Go over the material below and report every line that contains the word "JSON".

::: DATA IN THIS EXERCISE :::

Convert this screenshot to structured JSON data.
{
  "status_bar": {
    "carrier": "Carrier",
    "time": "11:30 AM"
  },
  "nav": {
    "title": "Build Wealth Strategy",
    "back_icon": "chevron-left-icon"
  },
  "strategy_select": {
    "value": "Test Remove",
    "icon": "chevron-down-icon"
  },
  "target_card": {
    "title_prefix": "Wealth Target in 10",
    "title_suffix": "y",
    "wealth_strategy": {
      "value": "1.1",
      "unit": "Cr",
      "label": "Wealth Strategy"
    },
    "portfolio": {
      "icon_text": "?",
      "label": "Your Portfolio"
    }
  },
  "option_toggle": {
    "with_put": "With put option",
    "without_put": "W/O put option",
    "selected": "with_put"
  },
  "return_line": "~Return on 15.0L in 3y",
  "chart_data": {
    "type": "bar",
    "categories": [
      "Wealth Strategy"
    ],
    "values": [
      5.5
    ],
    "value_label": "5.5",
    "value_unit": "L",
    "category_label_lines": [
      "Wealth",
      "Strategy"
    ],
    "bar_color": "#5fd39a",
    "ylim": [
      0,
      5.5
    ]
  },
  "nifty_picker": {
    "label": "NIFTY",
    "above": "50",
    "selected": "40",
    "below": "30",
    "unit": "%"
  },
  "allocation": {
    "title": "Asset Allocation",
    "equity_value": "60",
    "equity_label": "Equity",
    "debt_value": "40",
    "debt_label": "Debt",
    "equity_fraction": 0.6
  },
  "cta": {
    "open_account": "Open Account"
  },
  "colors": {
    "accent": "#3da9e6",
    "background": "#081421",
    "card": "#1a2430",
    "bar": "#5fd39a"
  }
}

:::
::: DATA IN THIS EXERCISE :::

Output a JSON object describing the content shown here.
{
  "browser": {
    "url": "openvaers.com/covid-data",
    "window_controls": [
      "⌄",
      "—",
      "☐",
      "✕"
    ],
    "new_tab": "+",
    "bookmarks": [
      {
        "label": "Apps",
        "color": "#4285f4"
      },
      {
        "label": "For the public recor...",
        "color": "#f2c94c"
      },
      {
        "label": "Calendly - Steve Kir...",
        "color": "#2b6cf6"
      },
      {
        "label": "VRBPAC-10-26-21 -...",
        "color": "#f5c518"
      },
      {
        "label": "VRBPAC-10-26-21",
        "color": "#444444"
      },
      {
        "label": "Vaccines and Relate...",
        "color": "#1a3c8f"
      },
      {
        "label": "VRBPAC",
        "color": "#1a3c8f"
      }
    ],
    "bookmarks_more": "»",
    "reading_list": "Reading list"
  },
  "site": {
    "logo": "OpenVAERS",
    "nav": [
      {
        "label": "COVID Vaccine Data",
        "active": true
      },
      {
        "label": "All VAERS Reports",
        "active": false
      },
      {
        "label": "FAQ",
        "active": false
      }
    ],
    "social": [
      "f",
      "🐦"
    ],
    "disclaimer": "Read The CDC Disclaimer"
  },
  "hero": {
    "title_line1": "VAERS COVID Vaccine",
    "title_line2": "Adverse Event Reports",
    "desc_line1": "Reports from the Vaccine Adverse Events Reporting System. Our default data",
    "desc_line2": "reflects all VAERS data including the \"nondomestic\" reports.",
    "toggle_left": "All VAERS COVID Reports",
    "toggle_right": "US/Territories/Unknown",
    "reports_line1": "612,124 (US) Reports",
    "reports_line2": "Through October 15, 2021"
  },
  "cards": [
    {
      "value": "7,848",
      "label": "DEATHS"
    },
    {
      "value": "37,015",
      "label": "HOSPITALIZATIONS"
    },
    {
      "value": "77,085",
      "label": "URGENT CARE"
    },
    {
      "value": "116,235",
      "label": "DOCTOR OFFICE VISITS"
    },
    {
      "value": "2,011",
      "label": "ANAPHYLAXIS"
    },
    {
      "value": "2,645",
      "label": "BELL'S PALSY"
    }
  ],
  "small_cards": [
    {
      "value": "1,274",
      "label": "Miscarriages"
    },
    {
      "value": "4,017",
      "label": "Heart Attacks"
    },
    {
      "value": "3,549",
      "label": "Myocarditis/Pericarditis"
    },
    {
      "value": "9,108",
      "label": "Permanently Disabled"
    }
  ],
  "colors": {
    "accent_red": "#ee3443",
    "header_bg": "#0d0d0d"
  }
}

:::

WRITTEN RESPONSE =>
Convert this screenshot to structured JSON data.
Output a JSON object describing the content shown here.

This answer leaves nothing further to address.